To extradite means to return a criminal suspect into his country of origin or in a country in which he is to face trial. Suspects have the right to waive extradition in that they may choose to wilfully go back to the country in which the charges are pending. In certain circumstances the country in which the suspect has fled to may opt not to extradite the individual if they feel that the warranty for prosecution is not valid enough. (UK Parliament, 2000)
Since extradition is governed by international laws, then most countries have entered into treaties to determine how suspects may be treated. Some countries may opt not to extradite persons that have been charged with serious crimes. In other circumstances, some countries may be specific about the extradition of persons who have committed serious crimes. In other scenarios, certain countries may have very complicated procedures for extradition and this may eventually lead to legal hurdles for the country conducting the trial. Certain countries such as Canada may not allow extradition if it is found that the suspect is likely to face the death penalty. Usually between the United Kingdom and other states contain information about extraditable offenses, conditions to waive extradition, conditions of entry into the country and what could lead to termination of extradition.
In the United Kingdom (or a...
In other words, it also called the outgoing extradition. However, since the United Kingdom is a member of the European Community, then it must comply with rules and regulations that have been written down by this body. One such instrument is the European Arrest Warrant or the EAW. The latter scheme is a common extradition law that is supposed to apply to all member states of the EC. However, the latter is not an exclusive document that is supposed to be treated independently. Instead, countries are expected to enact national legislations through the use of the EAW. In fact, very few countries within the EU have enacted the EAW. (UK Parliament, 2003)
There are varying ways in which countries have implemented the EAW; however, most of the common features include decisions on who is to carry out the extradition and what duration of time is necessary for the entire process. Usually, most countries in the EU expect that extradition should be conducted by a court of law rather than a particular individual such as a government minister. Additionally, countries require that extradition be done in a period that is less than sixty days.
Summary of the Conditions for extradition in the UK

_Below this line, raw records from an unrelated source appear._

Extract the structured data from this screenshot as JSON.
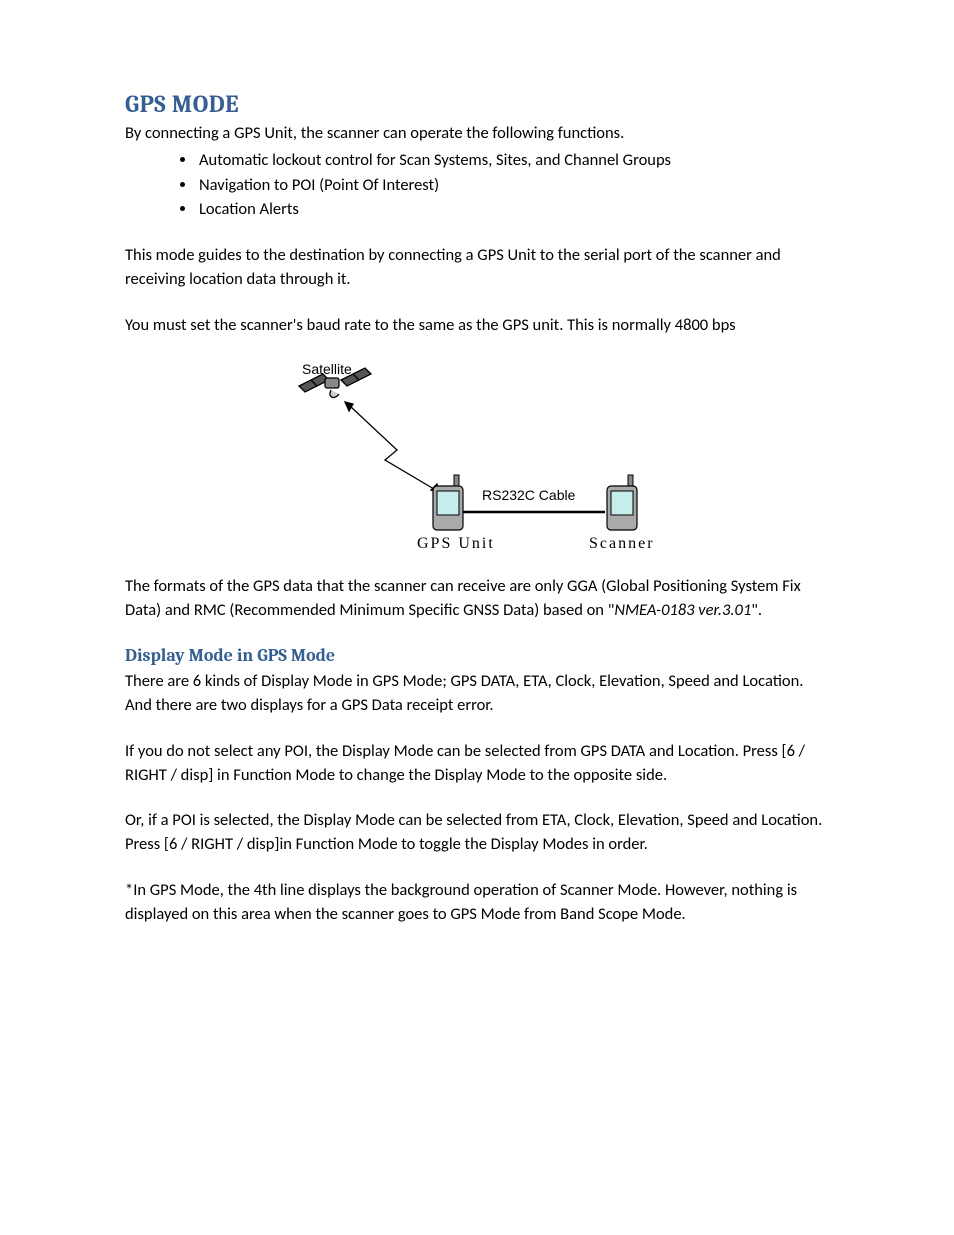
{
  "heading": "GPS MODE",
  "intro": "By connecting a GPS Unit, the scanner can operate the following functions.",
  "bullets": [
    "Automatic lockout control for Scan Systems, Sites, and Channel Groups",
    "Navigation to POI (Point Of Interest)",
    "Location Alerts"
  ],
  "para2": "This mode guides to the destination by connecting a GPS Unit to the serial port of the scanner and receiving location data through it.",
  "para3": "You must set the scanner's baud rate to the same as the GPS unit. This is normally 4800 bps",
  "diagram": {
    "satellite": "Satellite",
    "gps_unit": "GPS Unit",
    "cable": "RS232C Cable",
    "scanner": "Scanner"
  },
  "para4_pre": "The formats of the GPS data that the scanner can receive are only GGA (Global Positioning System Fix Data) and RMC (Recommended Minimum Specific GNSS Data) based on \"",
  "para4_italic": "NMEA-0183 ver.3.01",
  "para4_post": "\".",
  "subheading": "Display Mode in GPS Mode",
  "para5": "There are 6 kinds of Display Mode in GPS Mode; GPS DATA, ETA, Clock, Elevation, Speed and Location. And there are two displays for a GPS Data receipt error.",
  "para6": "If you do not select any POI, the Display Mode can be selected from GPS DATA and Location. Press [6 / RIGHT / disp] in Function Mode to change the Display Mode to the opposite side.",
  "para7": "Or, if a POI is selected, the Display Mode can be selected from ETA, Clock, Elevation, Speed and Location. Press [6 / RIGHT / disp]in Function Mode to toggle the Display Modes in order.",
  "para8": "*In GPS Mode, the 4th line displays the background operation of Scanner Mode. However, nothing is displayed on this area when the scanner goes to GPS Mode from Band Scope Mode."
}
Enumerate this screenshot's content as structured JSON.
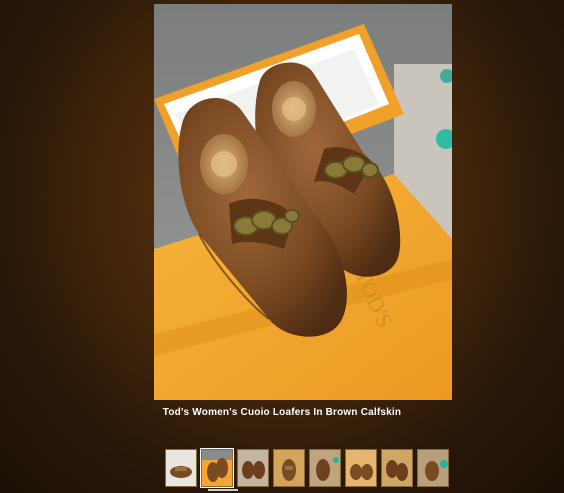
{
  "gallery": {
    "caption": "Tod's Women's Cuoio Loafers In Brown Calfskin",
    "main_image_icon": "loafers-photo",
    "thumbnails": [
      {
        "icon": "shoe-thumbnail"
      },
      {
        "icon": "shoe-thumbnail"
      },
      {
        "icon": "shoe-thumbnail"
      },
      {
        "icon": "shoe-thumbnail"
      },
      {
        "icon": "shoe-thumbnail"
      },
      {
        "icon": "shoe-thumbnail"
      },
      {
        "icon": "shoe-thumbnail"
      },
      {
        "icon": "shoe-thumbnail"
      }
    ],
    "selected_index": 1
  },
  "colors": {
    "background": "#2a1808",
    "box_orange": "#f4a532",
    "leather_brown": "#7a4a22",
    "caption_text": "#ffffff"
  }
}
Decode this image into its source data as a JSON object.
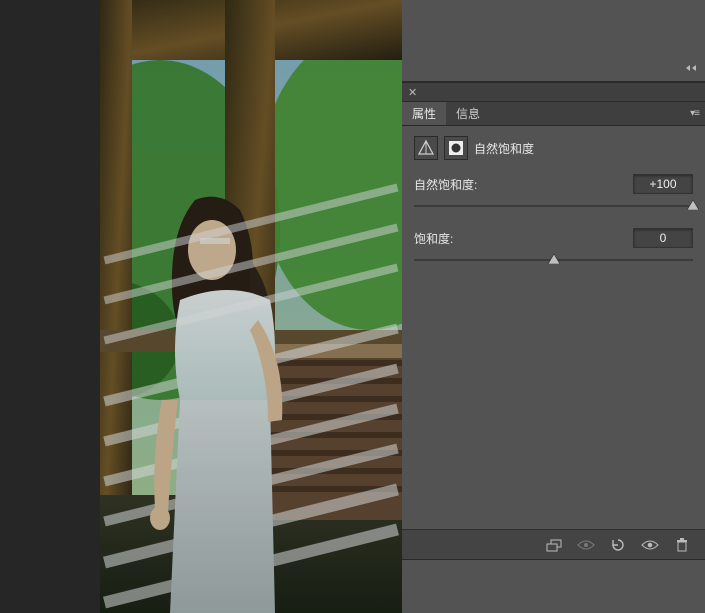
{
  "tabs": {
    "properties": "属性",
    "info": "信息"
  },
  "adjustment": {
    "title": "自然饱和度"
  },
  "sliders": {
    "vibrance": {
      "label": "自然饱和度:",
      "value": "+100",
      "pct": 100
    },
    "saturation": {
      "label": "饱和度:",
      "value": "0",
      "pct": 50
    }
  },
  "icons": {
    "mask": "mask-icon",
    "vib": "vibrance-adjustment-icon",
    "clip": "clip-to-layer-icon",
    "prev": "view-previous-state-icon",
    "reset": "reset-icon",
    "vis": "toggle-visibility-icon",
    "del": "delete-adjustment-icon"
  }
}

The details of this act shall be examined below but before getting into the intricacies, it is imperative to look into some of the overall themes involved. In other words there are some minimum requirements that govern the process of extradition in the region. First of all, for extradition to the United Kingdom, the country under consideration must have entered into a treaty or a convention with the country involved. Besides this, the crime under consideration must be one that is covered by